• There are a lot of references online which describe how to find the roots of arbitrary-degree polynomials (e.g. en.wikipedia.org/wiki/…) that use some similar ideas but are inherently more complicated than the cubic case. If I get some time later I'll edit my answer with an implementation of the cubic root-finding optimization for this problem. Commented Jun 14, 2017 at 20:15
• One additional point, iff you have a solution (x,y,z), than all permutations are also solutions. So the search-space can be reduced to x <= y <= z Commented Jun 14, 2017 at 20:31
• Good point @Deduplicator; I'll add that to my answer Commented Jun 14, 2017 at 20:59
• @cat: this is true, and I sort of alluded to this with what I said about FPUs, but in this case point 1 still holds, just because (integer) multiplication is a much faster operation than (float) division. Perhaps I should have said "Don't use division" instead of "Don't use floating point arithmetic", but there are other reasons for not using floating point arithmetic that I pointed out (i.e. precision issues). Commented Jun 15, 2017 at 1:47

Stop printing so much

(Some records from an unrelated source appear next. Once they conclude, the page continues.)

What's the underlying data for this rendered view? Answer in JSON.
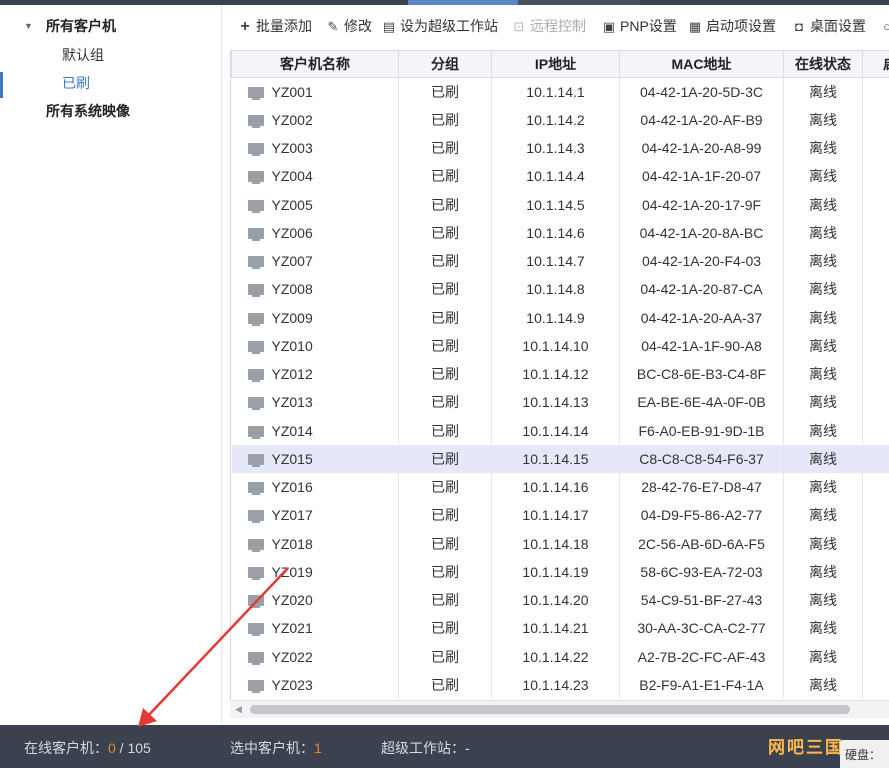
{
  "sidebar": {
    "root_all_clients": "所有客户机",
    "group_default": "默认组",
    "group_flashed": "已刷",
    "root_all_images": "所有系统映像"
  },
  "toolbar": {
    "batch_add": "批量添加",
    "modify": "修改",
    "set_super": "设为超级工作站",
    "remote_control": "远程控制",
    "pnp": "PNP设置",
    "boot_items": "启动项设置",
    "desktop": "桌面设置"
  },
  "table": {
    "headers": [
      "客户机名称",
      "分组",
      "IP地址",
      "MAC地址",
      "在线状态",
      "启动"
    ],
    "rows": [
      {
        "name": "YZ001",
        "group": "已刷",
        "ip": "10.1.14.1",
        "mac": "04-42-1A-20-5D-3C",
        "status": "离线"
      },
      {
        "name": "YZ002",
        "group": "已刷",
        "ip": "10.1.14.2",
        "mac": "04-42-1A-20-AF-B9",
        "status": "离线"
      },
      {
        "name": "YZ003",
        "group": "已刷",
        "ip": "10.1.14.3",
        "mac": "04-42-1A-20-A8-99",
        "status": "离线"
      },
      {
        "name": "YZ004",
        "group": "已刷",
        "ip": "10.1.14.4",
        "mac": "04-42-1A-1F-20-07",
        "status": "离线"
      },
      {
        "name": "YZ005",
        "group": "已刷",
        "ip": "10.1.14.5",
        "mac": "04-42-1A-20-17-9F",
        "status": "离线"
      },
      {
        "name": "YZ006",
        "group": "已刷",
        "ip": "10.1.14.6",
        "mac": "04-42-1A-20-8A-BC",
        "status": "离线"
      },
      {
        "name": "YZ007",
        "group": "已刷",
        "ip": "10.1.14.7",
        "mac": "04-42-1A-20-F4-03",
        "status": "离线"
      },
      {
        "name": "YZ008",
        "group": "已刷",
        "ip": "10.1.14.8",
        "mac": "04-42-1A-20-87-CA",
        "status": "离线"
      },
      {
        "name": "YZ009",
        "group": "已刷",
        "ip": "10.1.14.9",
        "mac": "04-42-1A-20-AA-37",
        "status": "离线"
      },
      {
        "name": "YZ010",
        "group": "已刷",
        "ip": "10.1.14.10",
        "mac": "04-42-1A-1F-90-A8",
        "status": "离线"
      },
      {
        "name": "YZ012",
        "group": "已刷",
        "ip": "10.1.14.12",
        "mac": "BC-C8-6E-B3-C4-8F",
        "status": "离线"
      },
      {
        "name": "YZ013",
        "group": "已刷",
        "ip": "10.1.14.13",
        "mac": "EA-BE-6E-4A-0F-0B",
        "status": "离线"
      },
      {
        "name": "YZ014",
        "group": "已刷",
        "ip": "10.1.14.14",
        "mac": "F6-A0-EB-91-9D-1B",
        "status": "离线"
      },
      {
        "name": "YZ015",
        "group": "已刷",
        "ip": "10.1.14.15",
        "mac": "C8-C8-C8-54-F6-37",
        "status": "离线",
        "selected": true
      },
      {
        "name": "YZ016",
        "group": "已刷",
        "ip": "10.1.14.16",
        "mac": "28-42-76-E7-D8-47",
        "status": "离线"
      },
      {
        "name": "YZ017",
        "group": "已刷",
        "ip": "10.1.14.17",
        "mac": "04-D9-F5-86-A2-77",
        "status": "离线"
      },
      {
        "name": "YZ018",
        "group": "已刷",
        "ip": "10.1.14.18",
        "mac": "2C-56-AB-6D-6A-F5",
        "status": "离线"
      },
      {
        "name": "YZ019",
        "group": "已刷",
        "ip": "10.1.14.19",
        "mac": "58-6C-93-EA-72-03",
        "status": "离线"
      },
      {
        "name": "YZ020",
        "group": "已刷",
        "ip": "10.1.14.20",
        "mac": "54-C9-51-BF-27-43",
        "status": "离线"
      },
      {
        "name": "YZ021",
        "group": "已刷",
        "ip": "10.1.14.21",
        "mac": "30-AA-3C-CA-C2-77",
        "status": "离线"
      },
      {
        "name": "YZ022",
        "group": "已刷",
        "ip": "10.1.14.22",
        "mac": "A2-7B-2C-FC-AF-43",
        "status": "离线"
      },
      {
        "name": "YZ023",
        "group": "已刷",
        "ip": "10.1.14.23",
        "mac": "B2-F9-A1-E1-F4-1A",
        "status": "离线"
      }
    ]
  },
  "statusbar": {
    "online_label": "在线客户机：",
    "online_count": "0",
    "online_total": " / 105",
    "selected_label": "选中客户机：",
    "selected_count": "1",
    "super_label": "超级工作站：",
    "super_value": "-",
    "watermark": "网吧三国",
    "disk_label": "硬盘："
  },
  "colors": {
    "accent": "#3a78c3",
    "status_bar_bg": "#3c4150",
    "highlight_number": "#e08a2f",
    "selected_row": "#e6e8fa",
    "annotation_arrow": "#e53935"
  },
  "icons": {
    "batch_add": "plus-icon",
    "modify": "pencil-icon",
    "set_super": "document-icon",
    "remote_control": "remote-icon",
    "pnp": "chip-icon",
    "boot_items": "boot-icon",
    "desktop": "desktop-icon",
    "client": "monitor-icon"
  }
}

I ran your program and found that it spent most of its time printing every single combination (even though none of them were solutions). After I removed the line that prints the current triplet, I was able to run your program in 0.31 seconds (limit = 251).

I then extended the limit to 1001, and the program ran in 19.91 seconds, but it didn't find any solution.

• yeah I figured as much. Usually I put the print statements in there, because I go crazy and think the program has hung if there is no output. Commented Jun 14, 2017 at 19:21
• @Dando18 A good solution for that is to print occasionally (e.g. if (z % 100 == 0) /* do the print message */). Even though the modulo costs a little bit, it's still pretty cheap and you won't have to wonder if the program has hung. What JS1 is pointing out is that I/O is one of the most expensive things you can do. Commented Jun 14, 2017 at 21:14
• @Justin thanks. in this case I moved the print statement to just the outer loop and it significantly helped. Commented Jun 14, 2017 at 21:16